Set the data down once more, exactly as it is written.

Provided entries section start

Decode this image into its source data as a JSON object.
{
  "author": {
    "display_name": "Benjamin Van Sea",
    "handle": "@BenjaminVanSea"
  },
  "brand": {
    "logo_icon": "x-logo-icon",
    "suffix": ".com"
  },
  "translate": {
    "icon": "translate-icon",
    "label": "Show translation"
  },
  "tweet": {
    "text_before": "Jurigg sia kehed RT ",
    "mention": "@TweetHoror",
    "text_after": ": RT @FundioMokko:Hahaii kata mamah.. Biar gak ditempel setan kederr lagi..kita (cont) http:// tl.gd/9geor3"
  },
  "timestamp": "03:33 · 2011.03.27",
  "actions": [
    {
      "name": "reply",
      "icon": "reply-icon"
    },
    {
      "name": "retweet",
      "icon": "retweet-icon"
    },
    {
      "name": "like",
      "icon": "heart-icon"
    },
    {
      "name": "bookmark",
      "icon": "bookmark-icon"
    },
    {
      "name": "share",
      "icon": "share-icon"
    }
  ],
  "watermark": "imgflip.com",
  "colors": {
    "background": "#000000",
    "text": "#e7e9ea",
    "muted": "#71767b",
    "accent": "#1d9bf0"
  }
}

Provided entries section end

§ **Worked solution**:
Decode this image into its source data as a JSON object.
{
  "author": {
    "display_name": "Benjamin Van Sea",
    "handle": "@BenjaminVanSea"
  },
  "brand": {
    "logo_icon": "x-logo-icon",
    "suffix": ".com"
  },
  "translate": {
    "icon": "translate-icon",
    "label": "Show translation"
  },
  "tweet": {
    "text_before": "Jurigg sia kehed RT ",
    "mention": "@TweetHoror",
    "text_after": ": RT @FundioMokko:Hahaii kata mamah.. Biar gak ditempel setan kederr lagi..kita (cont) http:// tl.gd/9geor3"
  },
  "timestamp": "03:33 · 2011.03.27",
  "actions": [
    {
      "name": "reply",
      "icon": "reply-icon"
    },
    {
      "name": "retweet",
      "icon": "retweet-icon"
    },
    {
      "name": "like",
      "icon": "heart-icon"
    },
    {
      "name": "bookmark",
      "icon": "bookmark-icon"
    },
    {
      "name": "share",
      "icon": "share-icon"
    }
  ],
  "watermark": "imgflip.com",
  "colors": {
    "background": "#000000",
    "text": "#e7e9ea",
    "muted": "#71767b",
    "accent": "#1d9bf0"
  }
}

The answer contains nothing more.